→ PROBLEM TO SOLVE
Starting at the top line, return each entry word for word.

** Opening EXERCISE INPUTS block **

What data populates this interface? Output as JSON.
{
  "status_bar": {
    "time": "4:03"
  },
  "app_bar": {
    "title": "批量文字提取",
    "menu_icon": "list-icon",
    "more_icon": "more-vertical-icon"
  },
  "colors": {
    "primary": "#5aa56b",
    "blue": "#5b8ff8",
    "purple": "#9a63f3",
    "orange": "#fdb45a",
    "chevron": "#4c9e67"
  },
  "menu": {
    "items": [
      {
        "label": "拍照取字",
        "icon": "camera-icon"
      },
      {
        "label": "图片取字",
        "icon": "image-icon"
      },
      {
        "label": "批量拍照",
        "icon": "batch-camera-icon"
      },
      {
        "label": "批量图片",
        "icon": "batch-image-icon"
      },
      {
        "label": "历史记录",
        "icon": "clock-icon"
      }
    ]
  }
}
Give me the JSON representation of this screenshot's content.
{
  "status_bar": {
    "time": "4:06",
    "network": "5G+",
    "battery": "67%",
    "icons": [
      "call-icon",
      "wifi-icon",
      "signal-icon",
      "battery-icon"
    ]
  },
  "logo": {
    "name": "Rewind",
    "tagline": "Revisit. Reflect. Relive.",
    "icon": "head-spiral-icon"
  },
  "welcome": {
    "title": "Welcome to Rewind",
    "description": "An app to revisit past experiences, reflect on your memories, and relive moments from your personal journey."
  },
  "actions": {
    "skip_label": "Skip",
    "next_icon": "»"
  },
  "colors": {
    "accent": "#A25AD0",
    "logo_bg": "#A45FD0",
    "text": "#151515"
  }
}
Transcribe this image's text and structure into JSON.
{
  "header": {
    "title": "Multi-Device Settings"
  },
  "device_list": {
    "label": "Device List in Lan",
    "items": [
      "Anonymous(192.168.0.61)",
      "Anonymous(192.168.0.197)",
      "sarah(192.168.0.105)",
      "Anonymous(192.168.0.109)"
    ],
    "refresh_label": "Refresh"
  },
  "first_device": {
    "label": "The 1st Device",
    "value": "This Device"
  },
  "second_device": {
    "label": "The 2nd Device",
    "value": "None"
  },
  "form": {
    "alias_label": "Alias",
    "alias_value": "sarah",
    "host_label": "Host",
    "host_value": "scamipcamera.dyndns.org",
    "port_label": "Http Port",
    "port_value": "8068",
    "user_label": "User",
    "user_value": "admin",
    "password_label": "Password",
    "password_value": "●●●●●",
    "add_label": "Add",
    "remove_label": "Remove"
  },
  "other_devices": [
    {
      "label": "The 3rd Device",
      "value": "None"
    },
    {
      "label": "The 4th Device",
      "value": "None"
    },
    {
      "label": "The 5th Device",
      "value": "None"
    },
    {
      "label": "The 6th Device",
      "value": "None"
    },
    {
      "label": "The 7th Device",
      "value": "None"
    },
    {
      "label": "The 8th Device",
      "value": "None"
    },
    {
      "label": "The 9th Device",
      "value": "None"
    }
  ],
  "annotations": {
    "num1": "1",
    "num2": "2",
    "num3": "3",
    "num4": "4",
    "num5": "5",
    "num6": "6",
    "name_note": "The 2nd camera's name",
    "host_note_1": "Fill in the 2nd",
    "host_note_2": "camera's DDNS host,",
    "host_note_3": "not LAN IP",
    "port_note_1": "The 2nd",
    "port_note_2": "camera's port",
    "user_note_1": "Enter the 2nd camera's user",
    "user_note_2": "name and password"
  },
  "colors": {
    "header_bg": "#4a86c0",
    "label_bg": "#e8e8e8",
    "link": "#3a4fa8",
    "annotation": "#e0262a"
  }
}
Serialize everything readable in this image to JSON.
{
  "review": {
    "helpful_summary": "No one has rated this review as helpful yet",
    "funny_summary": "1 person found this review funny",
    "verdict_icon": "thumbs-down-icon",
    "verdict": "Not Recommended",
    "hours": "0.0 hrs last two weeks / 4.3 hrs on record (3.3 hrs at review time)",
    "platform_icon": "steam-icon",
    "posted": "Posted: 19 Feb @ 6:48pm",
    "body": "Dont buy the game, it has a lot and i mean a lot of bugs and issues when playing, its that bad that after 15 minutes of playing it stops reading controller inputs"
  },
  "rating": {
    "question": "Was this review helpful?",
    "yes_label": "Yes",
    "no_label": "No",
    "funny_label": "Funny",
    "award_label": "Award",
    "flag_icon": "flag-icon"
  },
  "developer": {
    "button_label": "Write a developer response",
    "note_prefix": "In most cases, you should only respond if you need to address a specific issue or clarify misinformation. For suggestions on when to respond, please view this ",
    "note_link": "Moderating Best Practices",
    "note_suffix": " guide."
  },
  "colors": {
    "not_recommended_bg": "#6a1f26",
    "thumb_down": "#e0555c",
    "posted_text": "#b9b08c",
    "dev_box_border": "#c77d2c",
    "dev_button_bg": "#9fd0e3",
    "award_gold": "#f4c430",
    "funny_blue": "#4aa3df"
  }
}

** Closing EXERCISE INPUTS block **

→ YOUR SOLUTION
What data populates this interface? Output as JSON.
{
  "status_bar": {
    "time": "4:03"
  },
  "app_bar": {
    "title": "批量文字提取",
    "menu_icon": "list-icon",
    "more_icon": "more-vertical-icon"
  },
  "colors": {
    "primary": "#5aa56b",
    "blue": "#5b8ff8",
    "purple": "#9a63f3",
    "orange": "#fdb45a",
    "chevron": "#4c9e67"
  },
  "menu": {
    "items": [
      {
        "label": "拍照取字",
        "icon": "camera-icon"
      },
      {
        "label": "图片取字",
        "icon": "image-icon"
      },
      {
        "label": "批量拍照",
        "icon": "batch-camera-icon"
      },
      {
        "label": "批量图片",
        "icon": "batch-image-icon"
      },
      {
        "label": "历史记录",
        "icon": "clock-icon"
      }
    ]
  }
}
Give me the JSON representation of this screenshot's content.
{
  "status_bar": {
    "time": "4:06",
    "network": "5G+",
    "battery": "67%",
    "icons": [
      "call-icon",
      "wifi-icon",
      "signal-icon",
      "battery-icon"
    ]
  },
  "logo": {
    "name": "Rewind",
    "tagline": "Revisit. Reflect. Relive.",
    "icon": "head-spiral-icon"
  },
  "welcome": {
    "title": "Welcome to Rewind",
    "description": "An app to revisit past experiences, reflect on your memories, and relive moments from your personal journey."
  },
  "actions": {
    "skip_label": "Skip",
    "next_icon": "»"
  },
  "colors": {
    "accent": "#A25AD0",
    "logo_bg": "#A45FD0",
    "text": "#151515"
  }
}
Transcribe this image's text and structure into JSON.
{
  "header": {
    "title": "Multi-Device Settings"
  },
  "device_list": {
    "label": "Device List in Lan",
    "items": [
      "Anonymous(192.168.0.61)",
      "Anonymous(192.168.0.197)",
      "sarah(192.168.0.105)",
      "Anonymous(192.168.0.109)"
    ],
    "refresh_label": "Refresh"
  },
  "first_device": {
    "label": "The 1st Device",
    "value": "This Device"
  },
  "second_device": {
    "label": "The 2nd Device",
    "value": "None"
  },
  "form": {
    "alias_label": "Alias",
    "alias_value": "sarah",
    "host_label": "Host",
    "host_value": "scamipcamera.dyndns.org",
    "port_label": "Http Port",
    "port_value": "8068",
    "user_label": "User",
    "user_value": "admin",
    "password_label": "Password",
    "password_value": "●●●●●",
    "add_label": "Add",
    "remove_label": "Remove"
  },
  "other_devices": [
    {
      "label": "The 3rd Device",
      "value": "None"
    },
    {
      "label": "The 4th Device",
      "value": "None"
    },
    {
      "label": "The 5th Device",
      "value": "None"
    },
    {
      "label": "The 6th Device",
      "value": "None"
    },
    {
      "label": "The 7th Device",
      "value": "None"
    },
    {
      "label": "The 8th Device",
      "value": "None"
    },
    {
      "label": "The 9th Device",
      "value": "None"
    }
  ],
  "annotations": {
    "num1": "1",
    "num2": "2",
    "num3": "3",
    "num4": "4",
    "num5": "5",
    "num6": "6",
    "name_note": "The 2nd camera's name",
    "host_note_1": "Fill in the 2nd",
    "host_note_2": "camera's DDNS host,",
    "host_note_3": "not LAN IP",
    "port_note_1": "The 2nd",
    "port_note_2": "camera's port",
    "user_note_1": "Enter the 2nd camera's user",
    "user_note_2": "name and password"
  },
  "colors": {
    "header_bg": "#4a86c0",
    "label_bg": "#e8e8e8",
    "link": "#3a4fa8",
    "annotation": "#e0262a"
  }
}
Serialize everything readable in this image to JSON.
{
  "review": {
    "helpful_summary": "No one has rated this review as helpful yet",
    "funny_summary": "1 person found this review funny",
    "verdict_icon": "thumbs-down-icon",
    "verdict": "Not Recommended",
    "hours": "0.0 hrs last two weeks / 4.3 hrs on record (3.3 hrs at review time)",
    "platform_icon": "steam-icon",
    "posted": "Posted: 19 Feb @ 6:48pm",
    "body": "Dont buy the game, it has a lot and i mean a lot of bugs and issues when playing, its that bad that after 15 minutes of playing it stops reading controller inputs"
  },
  "rating": {
    "question": "Was this review helpful?",
    "yes_label": "Yes",
    "no_label": "No",
    "funny_label": "Funny",
    "award_label": "Award",
    "flag_icon": "flag-icon"
  },
  "developer": {
    "button_label": "Write a developer response",
    "note_prefix": "In most cases, you should only respond if you need to address a specific issue or clarify misinformation. For suggestions on when to respond, please view this ",
    "note_link": "Moderating Best Practices",
    "note_suffix": " guide."
  },
  "colors": {
    "not_recommended_bg": "#6a1f26",
    "thumb_down": "#e0555c",
    "posted_text": "#b9b08c",
    "dev_box_border": "#c77d2c",
    "dev_button_bg": "#9fd0e3",
    "award_gold": "#f4c430",
    "funny_blue": "#4aa3df"
  }
}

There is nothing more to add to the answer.